So, with that in mind, I set about creating a way to manage multiple C2-native Shadow Lights on as few layers as possible. There were some issues initially because of a bug in the tilemap collisions, but Ashely has fixed this in r240 beta and I've been able to make some progress:
Using a simple test layout:
Which looks like this in the browser without lighting being applied properly because they're all on the same layer:
And looks like this in the browser with my solution applied. So far, I've ended up using 3 layers for background, foreground and VFX lighting. Static lighting only needs to render once, eliminating any overhead from having to redraw multiple shadows & layers every frame, and dynamic lighting only has to render when it's being interacted with, such as the light moving/rotating or objects that cast shadows overlapping it. VFX lights render for a single tick and then are removed, so they don't really impact performance very much at all:
Play with the example yourself (arrows move/jump, ctrl/shift shoot and drop grenades respectively):
It's not quite ready for use in a production environment, and it needs a lot more flexibility to blend well with artwork and provide the kind of features people typically expect from a lighting system, but as a proof of concept created in a few hours it shows what might be possible. It DOES currently involves the use of the Paster plugin, which is unavoidable; rendering to a texture quickly is really a feature that should be native to C2, but somehow it isn't, which seems like a huge oversight, so there's no way to do it without any 3rd-party add-ons at this time. Some of the shaders could also be optimized if there were a way for the shader to sample the screen at a lower resolution, but I haven't been able to get that to work in C2 at all (which seems like a bug in C2).

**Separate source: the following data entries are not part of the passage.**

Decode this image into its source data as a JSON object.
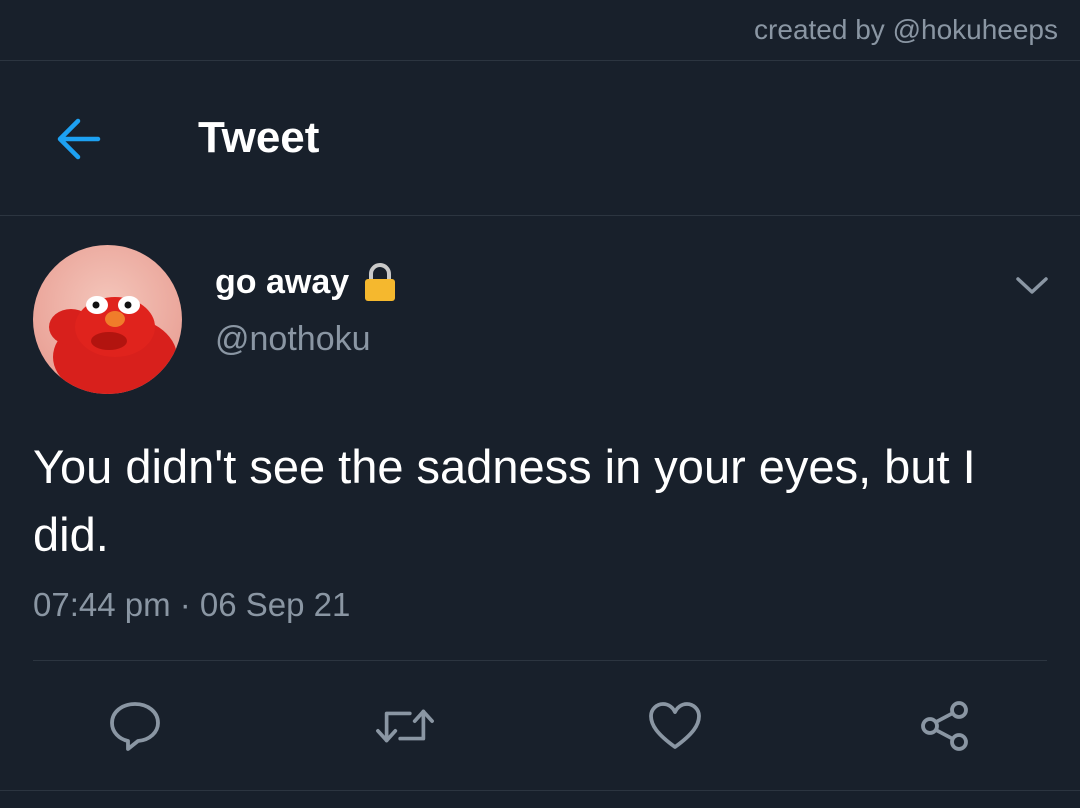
{
  "credit": "created by @hokuheeps",
  "header": {
    "back_icon": "arrow-left-icon",
    "title": "Tweet"
  },
  "tweet": {
    "author": {
      "display_name": "go away",
      "handle": "@nothoku",
      "protected_icon": "lock-icon",
      "avatar": "avatar-image"
    },
    "menu_icon": "chevron-down-icon",
    "text": "You didn't see the sadness in your eyes, but I did.",
    "timestamp": "07:44 pm · 06 Sep 21",
    "actions": [
      {
        "name": "reply",
        "icon": "speech-bubble-icon"
      },
      {
        "name": "retweet",
        "icon": "retweet-icon"
      },
      {
        "name": "like",
        "icon": "heart-icon"
      },
      {
        "name": "share",
        "icon": "share-icon"
      }
    ]
  },
  "colors": {
    "background": "#18202b",
    "accent": "#1da1f2",
    "secondary_text": "#8a96a3",
    "divider": "#2c3540",
    "lock": "#f5b82e"
  }
}
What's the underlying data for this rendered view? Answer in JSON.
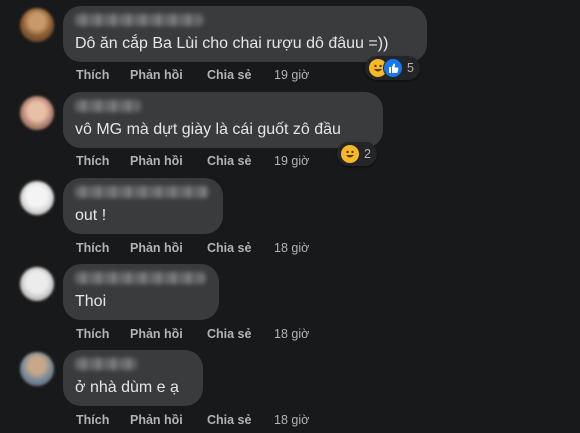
{
  "colors": {
    "background": "#18191a",
    "bubble": "#3a3b3c",
    "text": "#e4e6eb",
    "muted": "#b0b3b8",
    "like_blue": "#1877f2",
    "haha_yellow": "#f7b928"
  },
  "actions": {
    "like": "Thích",
    "reply": "Phản hồi",
    "share": "Chia sẻ"
  },
  "comments": [
    {
      "text": "Dô ăn cắp Ba Lùi cho chai rượu dô đâuu =))",
      "time": "19 giờ",
      "reactions": {
        "icons": [
          "haha-icon",
          "like-icon"
        ],
        "count": "5"
      }
    },
    {
      "text": "vô MG mà dựt giày là cái guốt zô đầu",
      "time": "19 giờ",
      "reactions": {
        "icons": [
          "haha-icon"
        ],
        "count": "2"
      }
    },
    {
      "text": "out !",
      "time": "18 giờ"
    },
    {
      "text": "Thoi",
      "time": "18 giờ"
    },
    {
      "text": "ở nhà dùm e ạ",
      "time": "18 giờ"
    }
  ]
}
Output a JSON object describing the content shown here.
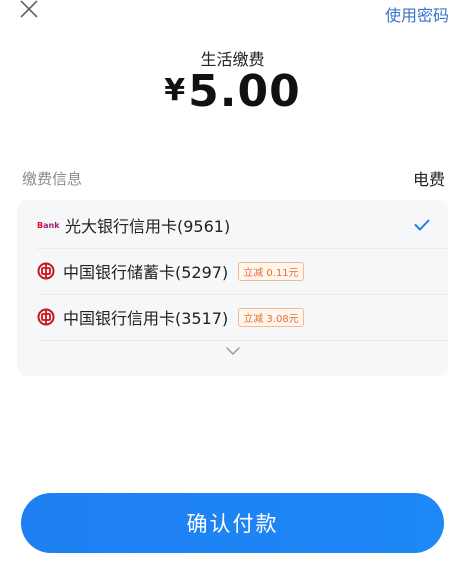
{
  "header": {
    "close_icon": "close-icon",
    "use_password_label": "使用密码"
  },
  "payment": {
    "title": "生活缴费",
    "currency": "¥",
    "amount": "5.00"
  },
  "info": {
    "label": "缴费信息",
    "value": "电费"
  },
  "cards": [
    {
      "name": "光大银行信用卡(9561)",
      "logo_text": "Bank",
      "selected": true,
      "promo": ""
    },
    {
      "name": "中国银行储蓄卡(5297)",
      "logo_text": "",
      "selected": false,
      "promo": "立减 0.11元"
    },
    {
      "name": "中国银行信用卡(3517)",
      "logo_text": "",
      "selected": false,
      "promo": "立减 3.08元"
    }
  ],
  "expand_icon": "chevron-down-icon",
  "confirm_label": "确认付款",
  "colors": {
    "primary": "#1f7ff2",
    "link": "#3a74c9",
    "promo": "#e8702a",
    "boc_red": "#c8161d",
    "ceb_purple": "#9b1d7a"
  }
}
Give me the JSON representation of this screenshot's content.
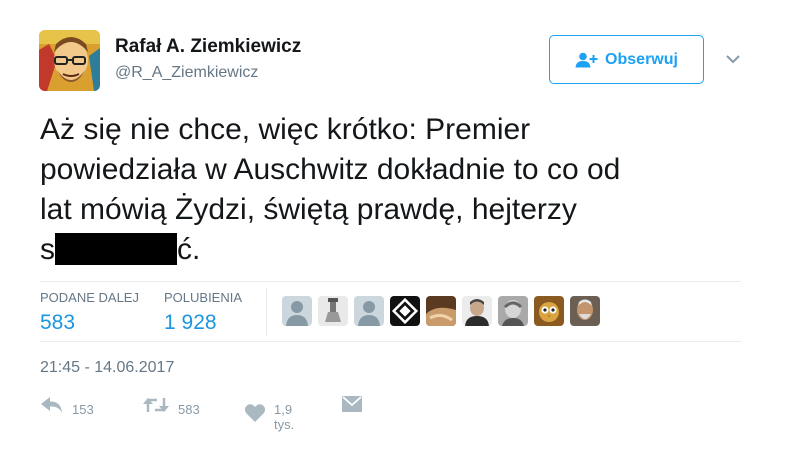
{
  "author": {
    "name": "Rafał A. Ziemkiewicz",
    "handle": "@R_A_Ziemkiewicz"
  },
  "follow_button": {
    "label": "Obserwuj"
  },
  "tweet": {
    "lines": [
      "Aż się nie chce, więc krótko: Premier",
      "powiedziała w Auschwitz dokładnie to co od",
      "lat mówią Żydzi, świętą prawdę, hejterzy"
    ],
    "last_line_prefix": "s",
    "last_line_suffix": "ć."
  },
  "stats": {
    "retweets_label": "PODANE DALEJ",
    "retweets_value": "583",
    "likes_label": "POLUBIENIA",
    "likes_value": "1 928"
  },
  "timestamp": "21:45 - 14.06.2017",
  "actions": {
    "reply_count": "153",
    "retweet_count": "583",
    "like_count": "1,9 tys."
  },
  "colors": {
    "accent": "#1da1f2",
    "link": "#1b95e0",
    "muted": "#657786",
    "icon": "#aab8c2"
  },
  "icons": [
    "add-user-icon",
    "chevron-down-icon",
    "reply-icon",
    "retweet-icon",
    "heart-icon",
    "envelope-icon"
  ]
}
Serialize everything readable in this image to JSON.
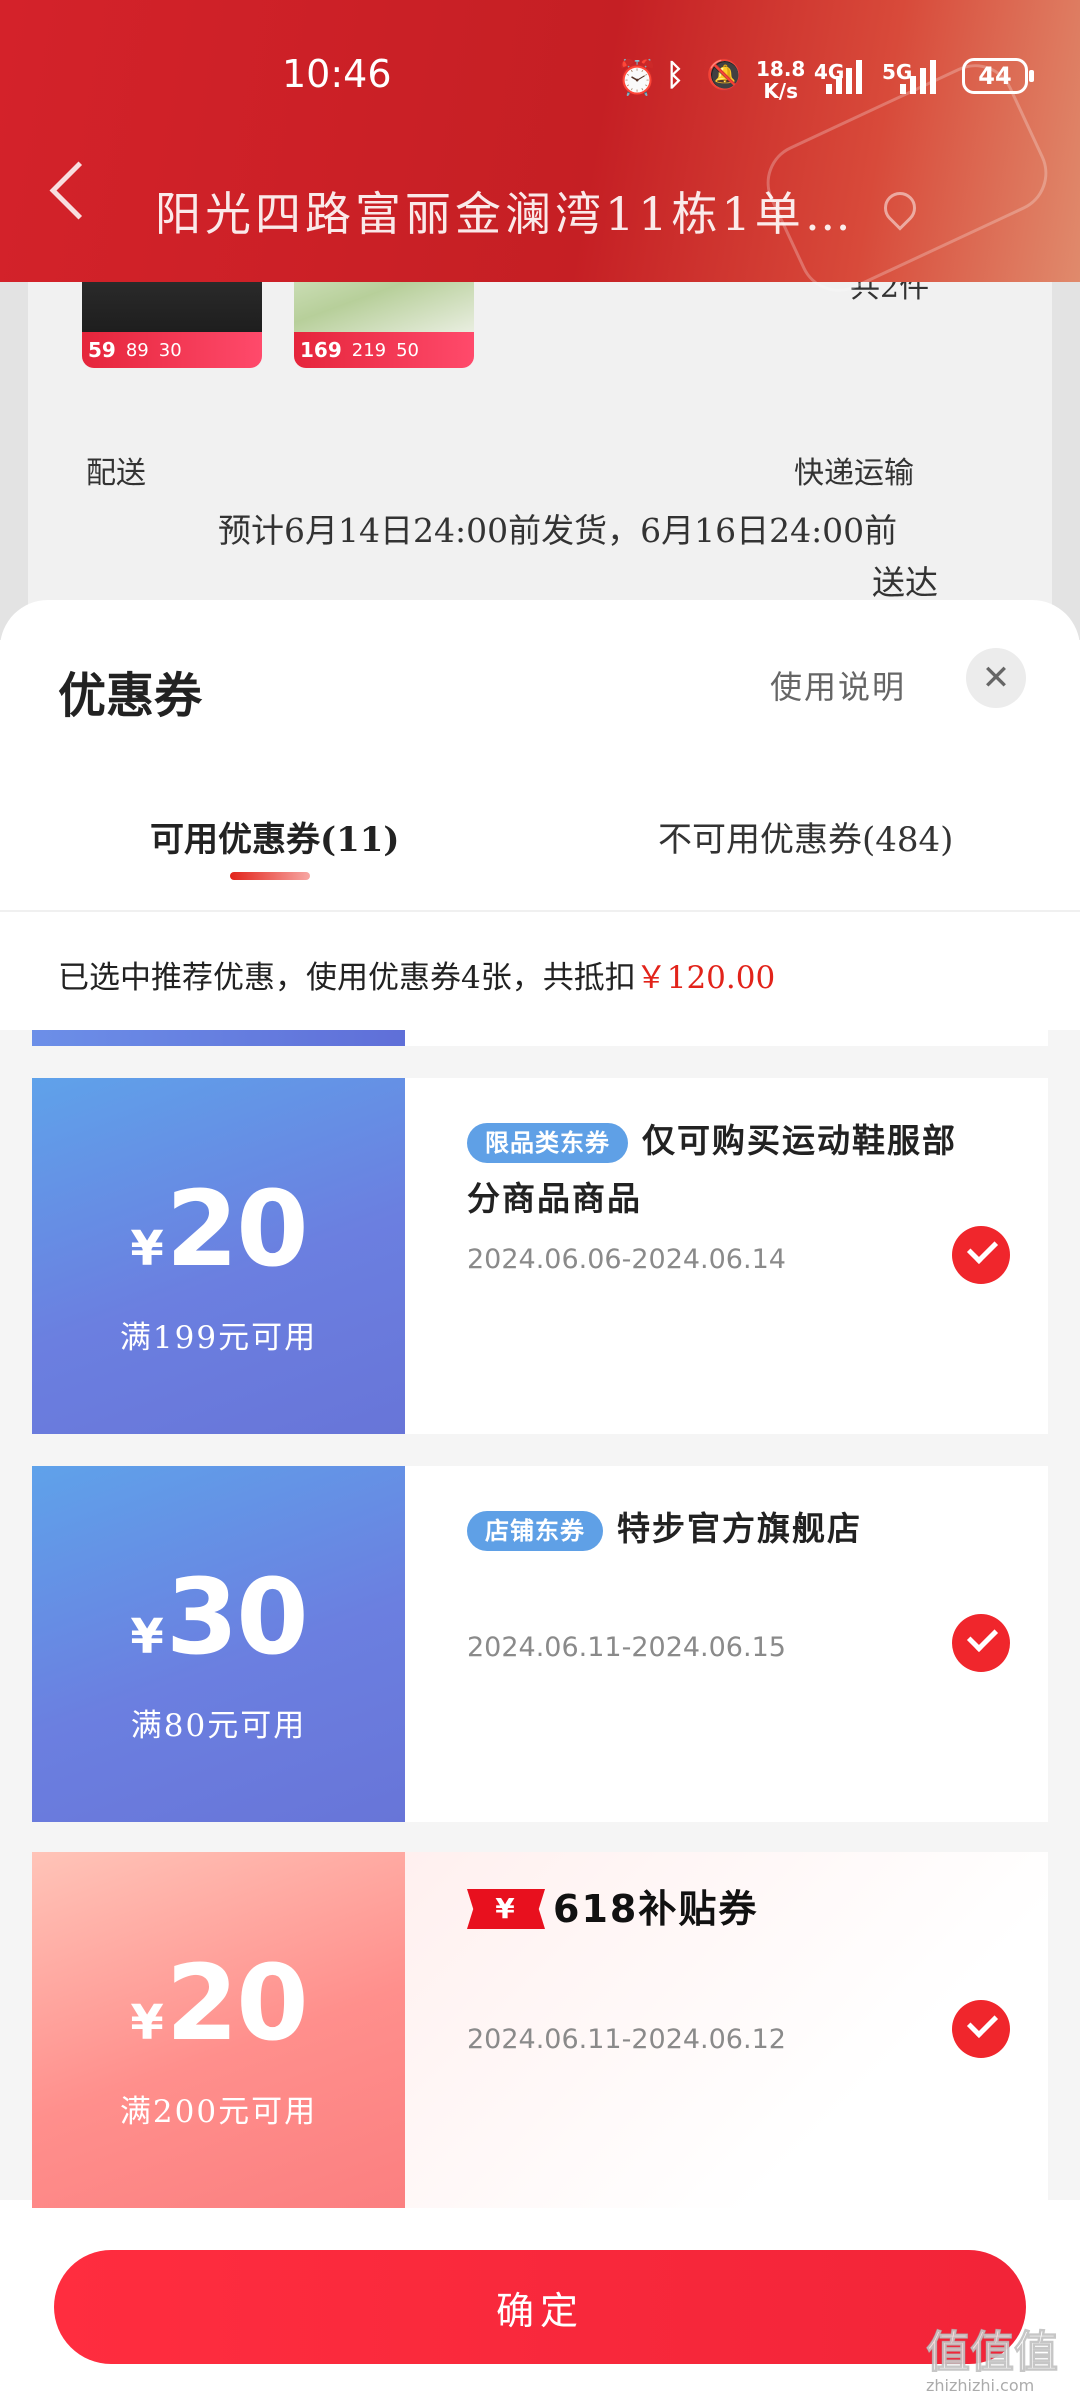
{
  "status_bar": {
    "time": "10:46",
    "net_speed_top": "18.8",
    "net_speed_bottom": "K/s",
    "signal_1": "4G",
    "signal_2": "5G",
    "battery": "44"
  },
  "header": {
    "address": "阳光四路富丽金澜湾11栋1单…"
  },
  "background_order": {
    "products": [
      {
        "price": "59",
        "p2": "89",
        "p3": "30"
      },
      {
        "price": "169",
        "p2": "219",
        "p3": "50"
      }
    ],
    "count_text": "共2件",
    "delivery_label": "配送",
    "delivery_method": "快递运输",
    "delivery_eta_line1": "预计6月14日24:00前发货，6月16日24:00前",
    "delivery_eta_line2": "送达"
  },
  "sheet": {
    "title": "优惠券",
    "usage_link": "使用说明",
    "close_icon": "close-icon",
    "tabs": [
      {
        "label": "可用优惠券(11)"
      },
      {
        "label": "不可用优惠券(484)"
      }
    ],
    "summary_prefix": "已选中推荐优惠，使用优惠券4张，共抵扣",
    "summary_amount": "￥120.00"
  },
  "coupons": [
    {
      "currency": "¥",
      "value": "20",
      "condition": "满199元可用",
      "tag": "限品类东券",
      "title": "仅可购买运动鞋服部分商品商品",
      "date": "2024.06.06-2024.06.14",
      "selected": true
    },
    {
      "currency": "¥",
      "value": "30",
      "condition": "满80元可用",
      "tag": "店铺东券",
      "title": "特步官方旗舰店",
      "date": "2024.06.11-2024.06.15",
      "selected": true
    },
    {
      "currency": "¥",
      "value": "20",
      "condition": "满200元可用",
      "badge": "¥",
      "title": "618补贴券",
      "date": "2024.06.11-2024.06.12",
      "selected": true
    }
  ],
  "confirm_button": "确定",
  "watermark": {
    "text": "值值值",
    "url": "zhizhizhi.com"
  },
  "colors": {
    "accent": "#e2231a",
    "header_red": "#c51f24",
    "coupon_blue": "#6b7fe0",
    "coupon_pink": "#fb7f80",
    "confirm": "#f22438"
  }
}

I think there's a lot more optimization that can be done, so I'd be curious to hear what kind of performance you're getting if you're on a PC with a slower GPU/integrated graphics.
The end goal is to create a flexible lighting system that's easy to use. I'll update this post as I tweak things and to flesh out what's going on behind the scenes a bit more.